My favorite book in the series, Twilight, is filled with witty exchanges between the flustered Bella and the always cool Edward.  Here’s one of my favorites, from the chapter “Invitations”.  Edward, after avoiding Bella for days, has just offered her a ride to Seattle.

“My truck works just fine, thank you very much for your concern.”  I started to walk again, but I was too surprised to maintain the same level of anger.

“But can your truck make it there on one tank of gas?”  He matched my pace again.

“I don’t see how that is any of your business.”  Stupid, shiny Volvo owner.

“The wasting of finite resources is everyone’s business.” 

So what about you?  Why do you love the books?  Which book do you like most?  Who is your favorite character?  Share your thoughts and favorites by clicking on the “comment” button below.  If you’re NOT a fan (gasp!!), tell us why.  And if you haven’t read any of the books yet, just try one.  I dare you to put it down after 15 minutes. 
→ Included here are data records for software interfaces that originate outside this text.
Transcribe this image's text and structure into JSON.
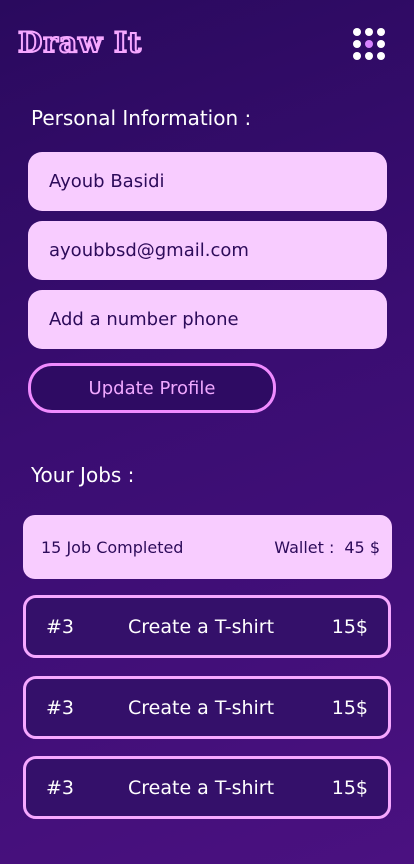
{
  "app": {
    "logo_text": "Draw It"
  },
  "personal": {
    "title": "Personal Information :",
    "name": "Ayoub Basidi",
    "email": "ayoubbsd@gmail.com",
    "phone_placeholder": "Add a number phone",
    "update_label": "Update Profile"
  },
  "jobs": {
    "title": "Your Jobs :",
    "completed": "15 Job Completed",
    "wallet_label": "Wallet :",
    "wallet_value": "45 $",
    "items": [
      {
        "id": "#3",
        "title": "Create a T-shirt",
        "price": "15$"
      },
      {
        "id": "#3",
        "title": "Create a T-shirt",
        "price": "15$"
      },
      {
        "id": "#3",
        "title": "Create a T-shirt",
        "price": "15$"
      }
    ]
  },
  "colors": {
    "background": "#3a0d72",
    "field_bg": "#f8ccff",
    "accent": "#f08bff",
    "text_dark": "#2d0b5a"
  },
  "icons": {
    "menu": "grid-menu-icon"
  }
}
Twi-Mom tip:  You can find excerpts from Meyer’s novels at her website, including an extended prom outtake and the first half of Midnight Sun, a draft of a novel that follows the plot of Twilight from Edward’s point of view.  Check them out. 

Books and Potato Peels?
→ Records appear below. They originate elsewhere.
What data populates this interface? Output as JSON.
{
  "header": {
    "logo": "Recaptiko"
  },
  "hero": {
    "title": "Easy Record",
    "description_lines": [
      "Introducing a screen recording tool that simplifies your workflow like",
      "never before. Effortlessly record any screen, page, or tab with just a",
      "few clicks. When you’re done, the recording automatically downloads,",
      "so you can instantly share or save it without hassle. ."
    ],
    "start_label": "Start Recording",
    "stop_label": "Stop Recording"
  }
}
Ever heard of an epistolary novel?  Hint:  epistolary comes from the Latin word epistola, which means letter.  That’s why we call Paul’s letters in the New Testament epistles!  (See, I’m a total word nerd.)   So, with an epistolary novel, we only have letters to give us information about a character’s personality, motivation, and flaws.  We must appreciate subtle hints and humor and determine whether we can trust the information a character gives us through his or her letters.  These books are fun and great if, like many other busy people out there, you only have time to read in short bursts.  I’m going to splurge this week and recommend two of my favorites!
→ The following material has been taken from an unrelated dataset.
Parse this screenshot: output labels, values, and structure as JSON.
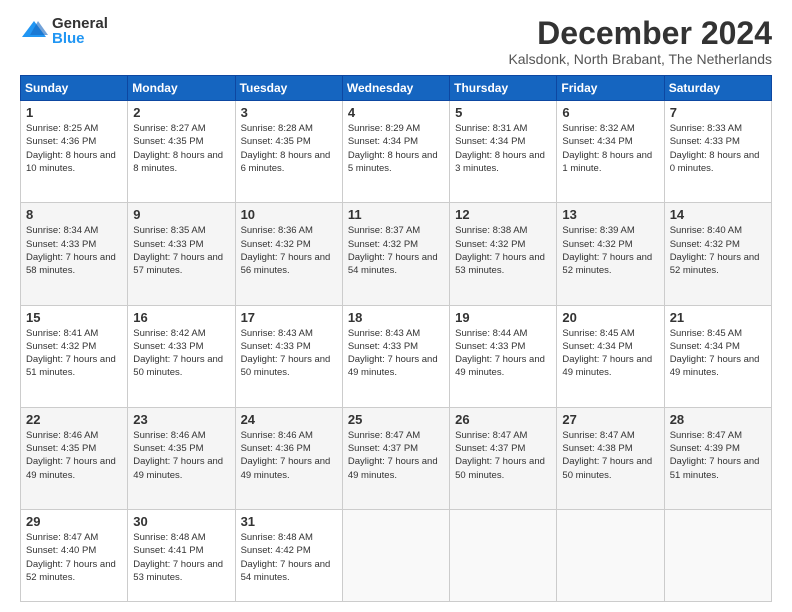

In The Guernsey Literary and Potato Peel Pie Society, by Mary Ann Shaffer and Annie Barrows, we meet Juliet Ashton, a writer who wants to pen a story of substance and significance at the close of World War II.  By chance, she receives a letter from a reader who lives on Guernsey, one of the Channel Islands between England and France that the Germans occupied during the war.  Juliet begins regular correspondence with the island’s “literary society,” and the letters, as well as the characters who write them, are witty, quirky, and endearing.  I especially love that the story highlights how literature can bring people together and inspire hope.  

My second recommendation is The Last Days of Summer, by Steve Kluger.  Although one of its main characters plays third base for the New York Giants, this book covers much more than baseball.   Joey, the frequent target of bullies in his Brooklyn neighborhood, decides to make baseball star Charlie Banks his new best friend, and he sends the athlete letters requesting proof of this friendship.  Initially, Banks does not appreciate his young fan’s attention, but the two end up exchanging many hilarious letters.  We also get to see report cards, newspaper articles, and psychiatrist transcripts.  Intrigued?  You should be!  I know several of my book club buddies have given this book as a birthday or Christmas present, and with December just around the corner…